The Indian pharmaceutical industry is beset by two adverse conditions - one is a recent development and the other a long-standing malady. Most recently, leading pharmaceutical company Ranbaxy met with yet another regulatory mishap: the United States Food and Drug Administration, or FDA, withdrew approval for the firm's Toansa plant because of significant lapses in manufacturing practices. The fourth Indian plant of the company to suffer such a setback from the US regulator, Toansa is the major supplier of low-cost active pharmaceutical ingredient, or API, a key raw material for some Ranbaxy products marketed in the US. Maintaining both volumes and margins in a market accounting for more than a third of consolidated global sales will now be difficult, if not impossible. The unique selling proposition of Indian exporters of generics - and the US market is the world's biggest - is their cost advantage. To lose it even temporarily is to be severely hampered. Ranbaxy is not the only Indian pharmaceutical company to face such developments as the FDA has tightened up its own act. All those affected have only one course ahead of them: satisfy the FDA, the global leader in pharmaceutical regulation whose actions are carefully monitored by other regulators around the world, so as to regain unhindered access to the world's most lucrative pharmaceutical market.
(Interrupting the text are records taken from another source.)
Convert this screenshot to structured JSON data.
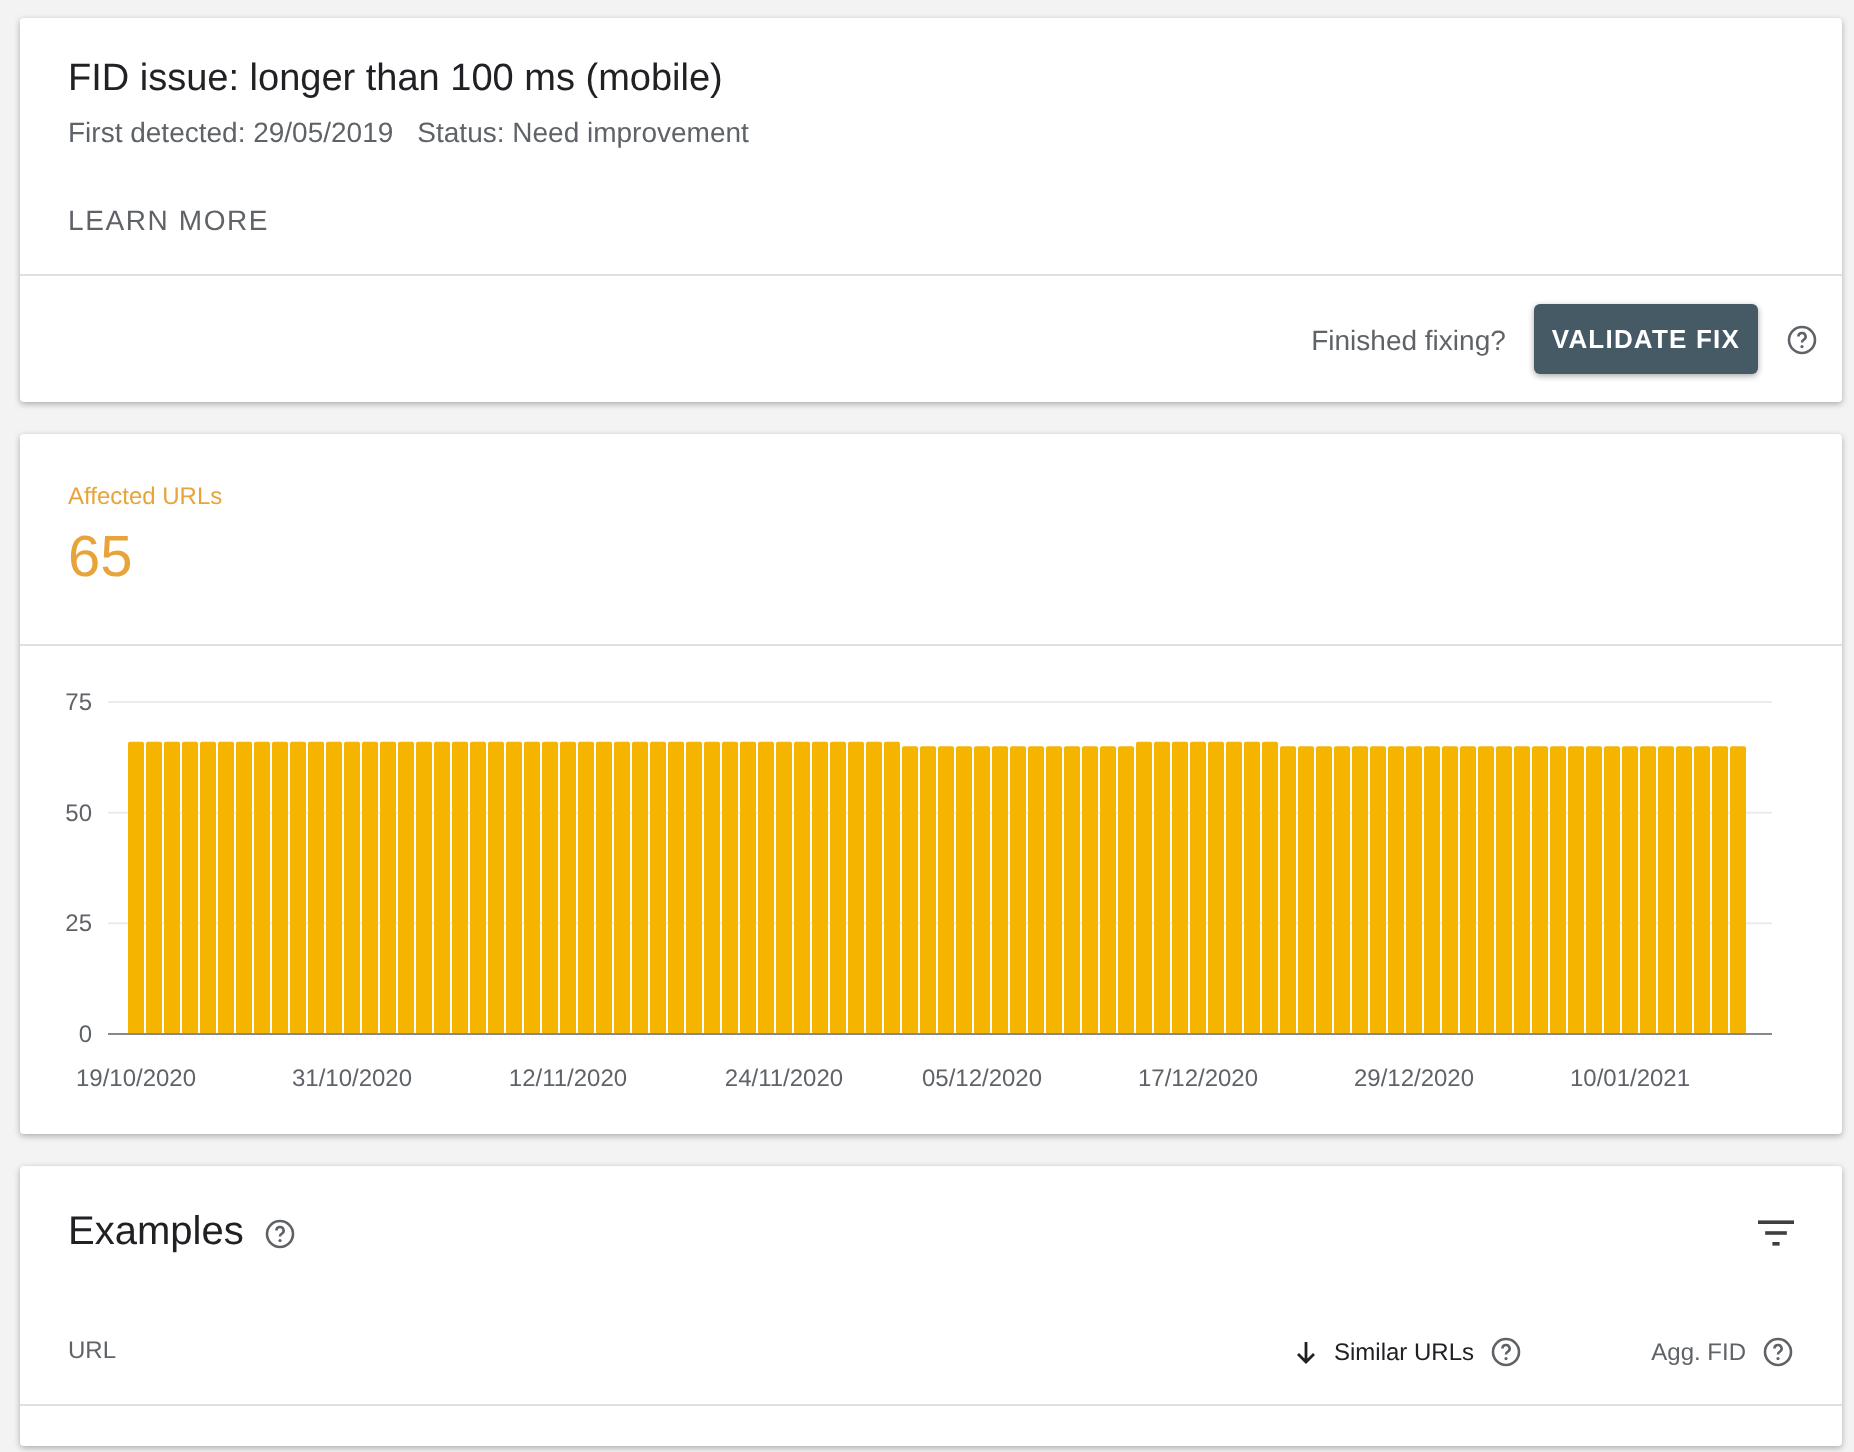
{
  "issue": {
    "title": "FID issue: longer than 100 ms (mobile)",
    "first_detected": "First detected: 29/05/2019",
    "status": "Status: Need improvement",
    "learn_more": "LEARN MORE",
    "prompt": "Finished fixing?",
    "validate_button": "VALIDATE FIX"
  },
  "affected": {
    "label": "Affected URLs",
    "count": "65",
    "chart_data": {
      "type": "bar",
      "categories": [
        "19/10/2020",
        null,
        null,
        null,
        null,
        null,
        null,
        null,
        null,
        null,
        null,
        null,
        "31/10/2020",
        null,
        null,
        null,
        null,
        null,
        null,
        null,
        null,
        null,
        null,
        null,
        "12/11/2020",
        null,
        null,
        null,
        null,
        null,
        null,
        null,
        null,
        null,
        null,
        null,
        "24/11/2020",
        null,
        null,
        null,
        null,
        null,
        null,
        null,
        null,
        null,
        null,
        "05/12/2020",
        null,
        null,
        null,
        null,
        null,
        null,
        null,
        null,
        null,
        null,
        null,
        "17/12/2020",
        null,
        null,
        null,
        null,
        null,
        null,
        null,
        null,
        null,
        null,
        null,
        "29/12/2020",
        null,
        null,
        null,
        null,
        null,
        null,
        null,
        null,
        null,
        null,
        null,
        "10/01/2021",
        null,
        null,
        null,
        null,
        null,
        null
      ],
      "series": [
        {
          "color": "#f4b400",
          "values": [
            66,
            66,
            66,
            66,
            66,
            66,
            66,
            66,
            66,
            66,
            66,
            66,
            66,
            66,
            66,
            66,
            66,
            66,
            66,
            66,
            66,
            66,
            66,
            66,
            66,
            66,
            66,
            66,
            66,
            66,
            66,
            66,
            66,
            66,
            66,
            66,
            66,
            66,
            66,
            66,
            66,
            66,
            66,
            65,
            65,
            65,
            65,
            65,
            65,
            65,
            65,
            65,
            65,
            65,
            65,
            65,
            66,
            66,
            66,
            66,
            66,
            66,
            66,
            66,
            65,
            65,
            65,
            65,
            65,
            65,
            65,
            65,
            65,
            65,
            65,
            65,
            65,
            65,
            65,
            65,
            65,
            65,
            65,
            65,
            65,
            65,
            65,
            65,
            65,
            65
          ]
        }
      ],
      "ylim": [
        0,
        75
      ],
      "yticks": [
        0,
        25,
        50,
        75
      ]
    }
  },
  "examples": {
    "title": "Examples",
    "columns": [
      {
        "label": "URL",
        "sorted": false,
        "help": false
      },
      {
        "label": "Similar URLs",
        "sorted": true,
        "help": true
      },
      {
        "label": "Agg. FID",
        "sorted": false,
        "help": true
      }
    ]
  }
}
The longer-term adverse condition relates to the regulatory regime for clinical trials in India, which is getting so restrictive that several leading pharmaceutical companies are in the process of going to other geographies to conduct such trials. This represents a double whammy, since not too long ago India was seen to hold great potential in hosting such trials because of its cost advantage. The country is already losing earnings from the operations of global contract research organisations (CROs), as the number of clinical trials allowed has plummeted. Besides, the Indian pharmaceutical sector's cost advantage, on much of which the industry's global competitiveness is based, is likely to be dented if the cost of conducting clinical trials goes up substantially. These are needed to generate data to establish the bio-equivalence of generics that seek to replace drugs going off patent and on whose global sales the Indian pharmaceutical industry thrives. Who is responsible for this? Indian regulators and Ghulam Nabi Azad, who has been the Union health minister since 2009, owe an explanation.
In a repeat of what has been happening in the case of iron ore mining, lax regulation has led to serious wrong-doing by a section of business, causing citizens' interests to approach the Supreme Court. The latter has put business-as-usual on hold and asked the government to come up with new and elaborate rules and procedures. As these take shape, industry is claiming some of them to be excessively onerous, to the point of being "ridiculous". With death during clinical trials far higher in India than elsewhere and many instances of poor and barely literate patients being taken for a ride (they were not even told they were being roped in for an experiment, not to speak of obtaining proper consent), doctors and CROs also have a lot to answer for. All that can be hoped is that new procedures will be in place and working soon so that there is regulatory certainty.